Reviewed by: Annie Tindle
Author: Eleanor Gordon & Gwyneth Nair
Publisher: Manchester University Press
Price (RRP): £16.99
This book by Eleanor Gordon (professor of gender and social history, University of Glasgow) and Gwyneth Nair (honorary senior research fellow, University of the West of Scotland), is a lively, well-paced read and a reassuringly heavyweight piece of academic scholarship, which will appeal to both a general and academic readership. Gordon and Nair have put their expertise and previous collaborative experience together to give the reader a detailed examination of one of the most infamous trials for murder in the 19th century.
In July 1857, Madeleine Smith, a young middle-class girl from Glasgow, was tried for the murder of her lover, Emile L’Angelier. Although she escaped with the unique Scottish verdict of ‘Not Proven’, the Madeleine Smith case opened a can of worms among the respectable middle classes of Glasgow, a city which had been busy cementing its status as second city of the empire.
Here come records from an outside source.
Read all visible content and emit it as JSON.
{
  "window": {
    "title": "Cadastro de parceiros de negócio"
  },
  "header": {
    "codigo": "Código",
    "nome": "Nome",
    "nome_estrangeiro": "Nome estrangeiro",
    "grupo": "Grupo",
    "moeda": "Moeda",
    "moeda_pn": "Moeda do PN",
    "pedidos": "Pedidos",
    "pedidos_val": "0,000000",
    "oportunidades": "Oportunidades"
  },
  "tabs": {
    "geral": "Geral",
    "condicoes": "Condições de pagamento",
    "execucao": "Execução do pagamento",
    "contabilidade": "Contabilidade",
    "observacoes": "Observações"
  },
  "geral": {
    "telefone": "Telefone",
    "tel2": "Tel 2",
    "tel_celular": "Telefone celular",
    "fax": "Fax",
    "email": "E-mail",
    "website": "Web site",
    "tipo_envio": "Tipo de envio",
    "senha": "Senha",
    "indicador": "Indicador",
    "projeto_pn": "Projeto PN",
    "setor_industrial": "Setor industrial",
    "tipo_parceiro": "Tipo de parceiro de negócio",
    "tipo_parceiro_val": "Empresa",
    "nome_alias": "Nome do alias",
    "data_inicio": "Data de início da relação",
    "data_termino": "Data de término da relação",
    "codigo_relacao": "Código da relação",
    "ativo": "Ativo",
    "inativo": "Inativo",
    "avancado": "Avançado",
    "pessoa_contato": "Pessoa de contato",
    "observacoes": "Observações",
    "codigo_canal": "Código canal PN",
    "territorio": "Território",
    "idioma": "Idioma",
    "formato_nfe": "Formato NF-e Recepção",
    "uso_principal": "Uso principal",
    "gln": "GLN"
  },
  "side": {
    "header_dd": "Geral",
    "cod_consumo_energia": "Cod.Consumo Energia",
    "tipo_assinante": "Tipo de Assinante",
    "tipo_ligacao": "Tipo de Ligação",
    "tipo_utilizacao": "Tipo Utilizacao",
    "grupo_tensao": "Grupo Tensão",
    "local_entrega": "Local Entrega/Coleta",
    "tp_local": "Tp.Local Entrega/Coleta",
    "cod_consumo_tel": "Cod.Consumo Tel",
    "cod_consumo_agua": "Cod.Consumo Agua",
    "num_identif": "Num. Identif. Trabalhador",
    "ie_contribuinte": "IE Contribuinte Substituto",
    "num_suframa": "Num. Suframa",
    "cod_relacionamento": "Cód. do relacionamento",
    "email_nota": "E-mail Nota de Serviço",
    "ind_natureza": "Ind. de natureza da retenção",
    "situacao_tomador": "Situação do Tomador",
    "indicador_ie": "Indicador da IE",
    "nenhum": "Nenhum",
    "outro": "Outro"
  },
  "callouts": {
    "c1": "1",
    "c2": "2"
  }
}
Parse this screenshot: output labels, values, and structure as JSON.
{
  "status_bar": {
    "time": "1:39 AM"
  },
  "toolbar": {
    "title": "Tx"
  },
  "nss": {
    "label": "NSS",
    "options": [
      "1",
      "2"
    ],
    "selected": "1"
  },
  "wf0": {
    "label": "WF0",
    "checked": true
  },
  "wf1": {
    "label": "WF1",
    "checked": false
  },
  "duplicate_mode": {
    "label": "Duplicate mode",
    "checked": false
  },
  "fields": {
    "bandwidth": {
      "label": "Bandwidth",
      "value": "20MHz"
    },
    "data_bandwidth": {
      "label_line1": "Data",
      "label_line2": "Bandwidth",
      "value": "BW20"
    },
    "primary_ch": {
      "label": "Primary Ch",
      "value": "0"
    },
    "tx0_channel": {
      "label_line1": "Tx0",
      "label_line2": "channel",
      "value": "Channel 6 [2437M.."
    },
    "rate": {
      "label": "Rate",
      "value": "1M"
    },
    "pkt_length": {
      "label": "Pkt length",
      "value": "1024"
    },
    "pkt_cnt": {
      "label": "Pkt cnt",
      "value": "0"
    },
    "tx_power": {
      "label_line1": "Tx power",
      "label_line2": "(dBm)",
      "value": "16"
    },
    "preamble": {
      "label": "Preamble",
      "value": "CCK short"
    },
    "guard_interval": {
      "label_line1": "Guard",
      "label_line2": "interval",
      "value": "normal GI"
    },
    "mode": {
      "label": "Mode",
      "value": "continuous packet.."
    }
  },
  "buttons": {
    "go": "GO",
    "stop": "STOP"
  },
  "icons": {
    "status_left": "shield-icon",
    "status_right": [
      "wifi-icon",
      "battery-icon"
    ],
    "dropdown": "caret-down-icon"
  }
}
The great strength of this book is the way in which Gordon and Nair use the admittedly unusual story of Madeleine Smith to discuss and highlight a number of fascinating general themes. These include the social and economic activities of the thriving Glasgow middle classes; their education and work – of both males and females – the media and its treatment of the case; the ‘whodunit’ mystery surrounding the death by poisoning of L’Angelier; the ways in which the case has been written about since 1857, and what this can tell the historian about changing attitudes to gender, sexuality and the writing of history itself through the late 19th and 20th centuries.
The resulting book is a fine piece of academic scholarship as well as a gripping read: it is highly recommended.
Dr Annie Tindley is lecturer in history at Glasgow Caledonian University